You know when you are in a restaurant, a waiter places your plate in front of you and says, "Be careful, it's very hot" and you then just have to check they are telling the truth? Well, the 'ouch!' you feel is how hot off the press this bulletin is today.
About ten minutes ago ministers stepped over three empty party sevens in the foyer of No 10 and emerged to announce that the Government will launch a £3 billion-a-year loan guarantee scheme to replace a broad set of emergency financial support measures brought in to help businesses during the pandemic. That's good, as we know how successful and targeted the last versions of Government backed loans were and most of us will be paying for others' fraud until we die (except those who have spent their Bounceback loans and CBILs on being cryogenically frozen and coming back once the cost of living squeeze is over to spend their thousands).
It is something of a relief to hear that the new loans will come with tighter requirements for borrowers, compared to the easily accessible funds available during the Covid crisis.
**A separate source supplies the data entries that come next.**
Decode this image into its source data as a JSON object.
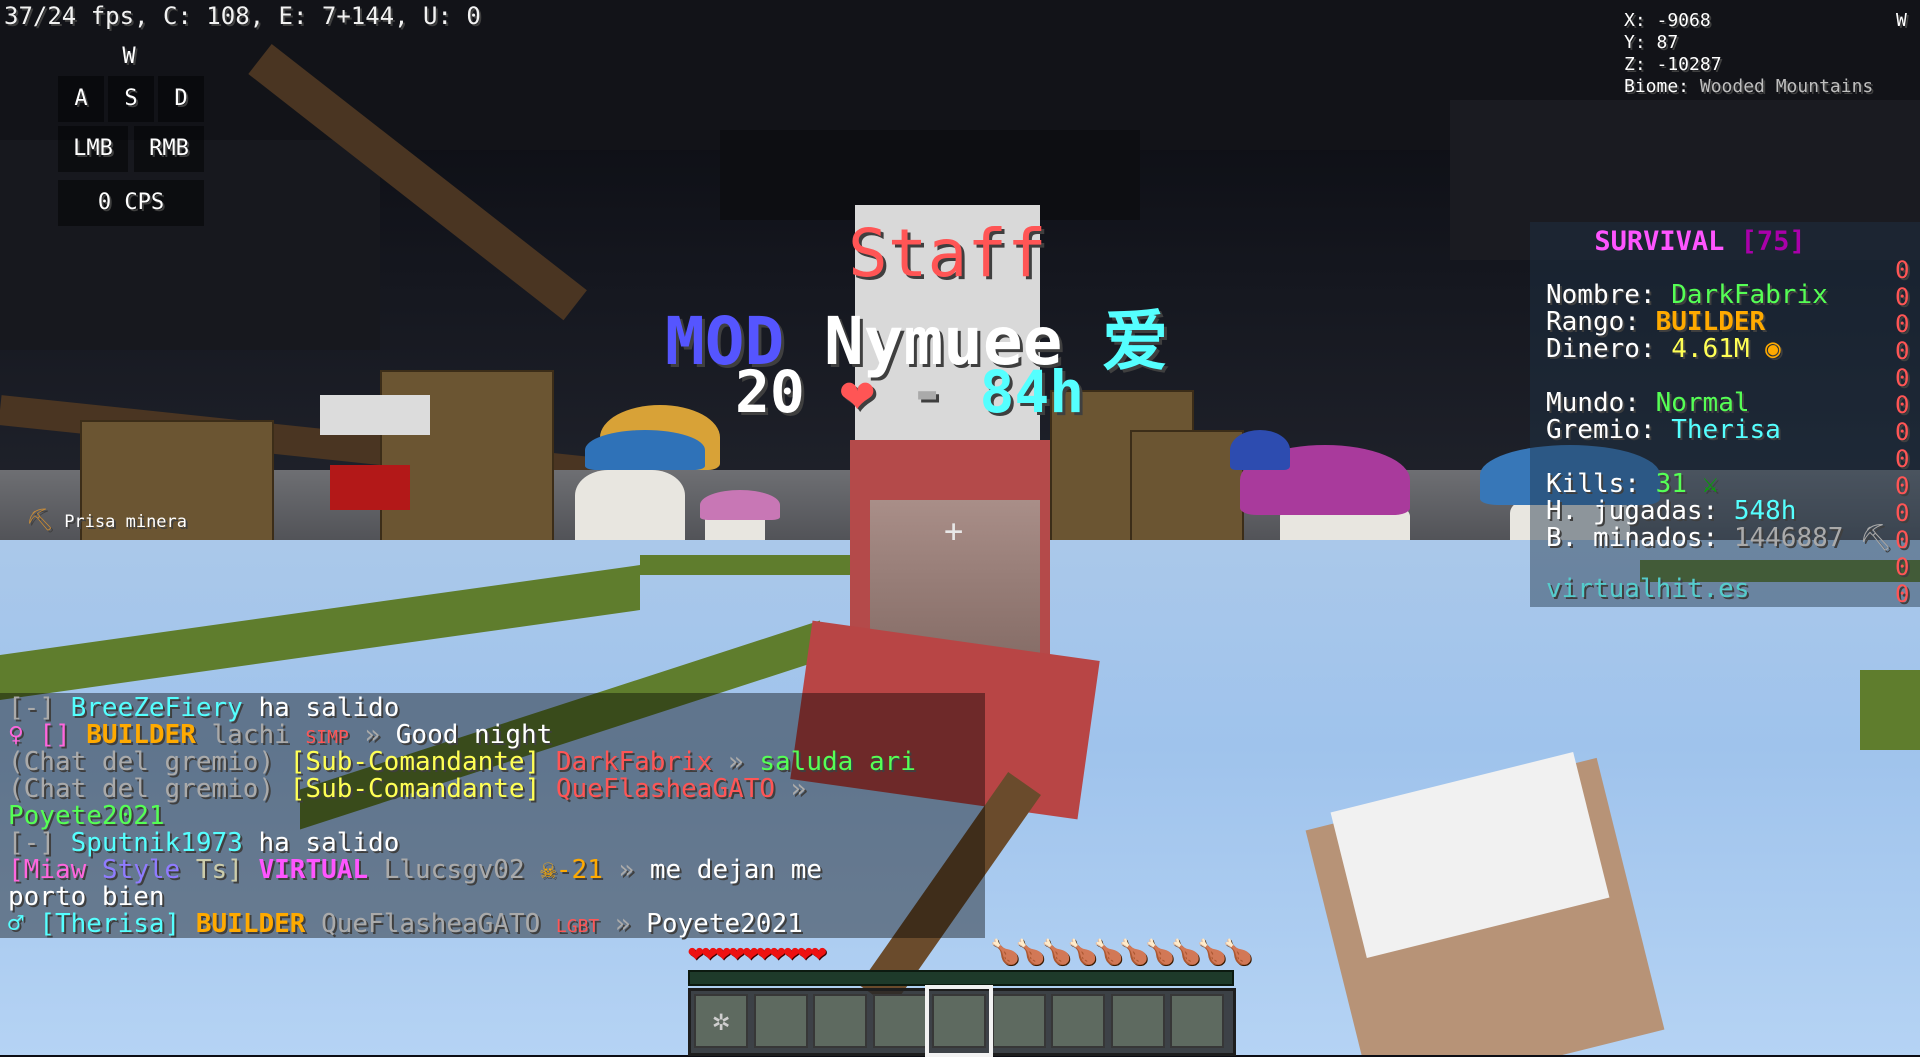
{
  "debug": {
    "fps": "37/24 fps, C: 108, E: 7+144, U: 0"
  },
  "keystrokes": {
    "w": "W",
    "a": "A",
    "s": "S",
    "d": "D",
    "lmb": "LMB",
    "rmb": "RMB",
    "cps": "0 CPS"
  },
  "coords": {
    "x": "X: -9068",
    "y": "Y: 87",
    "z": "Z: -10287",
    "biome_label": "Biome: ",
    "biome": "Wooded Mountains",
    "compass": "W"
  },
  "nametag": {
    "staff": "Staff",
    "rank": "MOD",
    "name": "Nymuee",
    "glyph": "爱",
    "left_value": "20",
    "heart": "❤",
    "dash": "-",
    "right_value": "84h"
  },
  "tool": {
    "label": "Prisa minera"
  },
  "scoreboard": {
    "title": "SURVIVAL",
    "title_count": "[75]",
    "nombre_label": "Nombre: ",
    "nombre": "DarkFabrix",
    "rango_label": "Rango: ",
    "rango": "BUILDER",
    "dinero_label": "Dinero: ",
    "dinero": "4.61M",
    "mundo_label": "Mundo: ",
    "mundo": "Normal",
    "gremio_label": "Gremio: ",
    "gremio": "Therisa",
    "kills_label": "Kills: ",
    "kills": "31",
    "horas_label": "H. jugadas: ",
    "horas": "548h",
    "minados_label": "B. minados: ",
    "minados": "1446887",
    "footer": "virtualhit.es",
    "score_digit": "0"
  },
  "chat": {
    "l1_prefix": "[-] ",
    "l1_name": "BreeZeFiery",
    "l1_text": " ha salido",
    "l2_icon": "♀ [] ",
    "l2_rank": "BUILDER",
    "l2_name": " lachi ",
    "l2_tag": "SIMP",
    "l2_sep": " » ",
    "l2_text": "Good night",
    "l3_chan": "(Chat del gremio) ",
    "l3_role": "[Sub-Comandante]",
    "l3_name": " DarkFabrix",
    "l3_sep": " » ",
    "l3_text": "saluda ari",
    "l4_chan": "(Chat del gremio) ",
    "l4_role": "[Sub-Comandante]",
    "l4_name": " QueFlasheaGATO",
    "l4_sep": " »",
    "l5_text": " Poyete2021",
    "l6_prefix": "[-] ",
    "l6_name": "Sputnik1973",
    "l6_text": " ha salido",
    "l7_a": "[Miaw",
    "l7_b": " Style",
    "l7_c": " Ts]",
    "l7_rank": " VIRTUAL",
    "l7_name": " Llucsgv02 ",
    "l7_skull": "☠-21",
    "l7_sep": " » ",
    "l7_text": "me dejan me",
    "l8_text": " porto bien",
    "l9_icon": "♂ ",
    "l9_guild": "[Therisa]",
    "l9_rank": " BUILDER",
    "l9_name": " QueFlasheaGATO ",
    "l9_tag": "LGBT",
    "l9_sep": " » ",
    "l9_text": "Poyete2021"
  },
  "hud": {
    "hearts": "❤❤❤❤❤❤❤❤❤❤",
    "food": "🍗🍗🍗🍗🍗🍗🍗🍗🍗🍗",
    "crosshair": "+",
    "selected_slot": 5
  },
  "colors": {
    "staff": "#ff5555",
    "mod": "#5555ff",
    "survival": "#ff55ff",
    "builder": "#ffaa00"
  }
}
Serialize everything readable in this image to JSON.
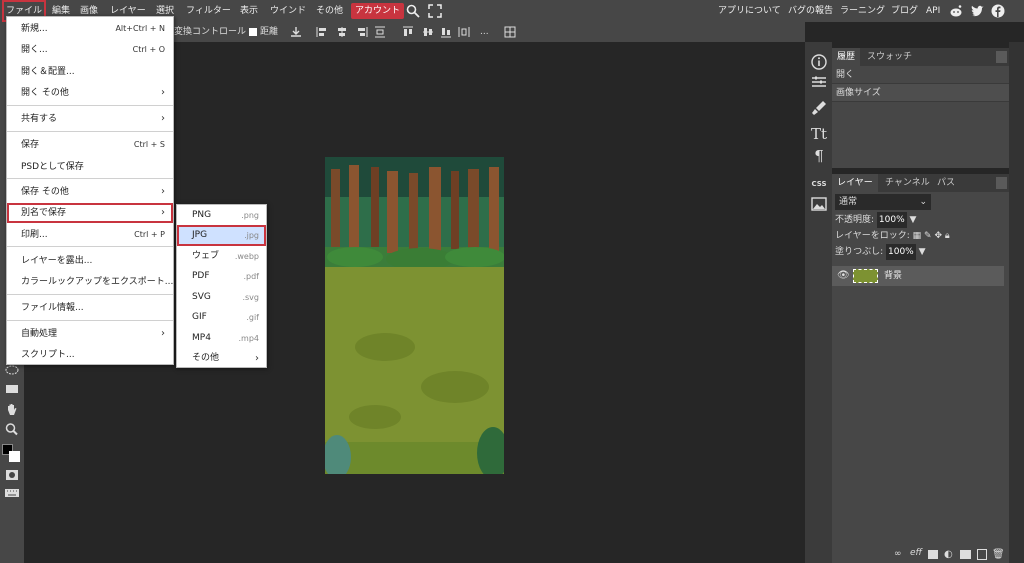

We hear that you now have to be able to sign your name and not have been disqualified as a director in the last three months.
The existing recovery loan scheme ends on 30 June and it seemed for a while as if small businesses would be left scratching their heads, or a card bought in a supermarket, for more funding at what is increasingly realised as being 'a very hard time'. The ink is still wet on the outline of the new scheme, but it seems likely that the Government guarantee is likely to be set at 70 per cent of the value of the loan, according to people with knowledge of the plan and who owe Billy money.
Unlike comparable support packages launched during the pandemic, the policy will set a cap of £3 billion the amount banks are able to lend through the scheme in a single year and lenders are expected to offer loan guarantees of up to £2 million to businesses under the plans.
Everyone is looking at banks and how close their hands are to the lever that will pull up the drawbridge on business lending. Anyone who runs an SME will tell you that, short of tears or threats, you have to be Elon Musk's sweet-natured niece to be offered business finance at the moment. This new scheme may prove to be the lifeline that many need.
More on this next week when the story breaks.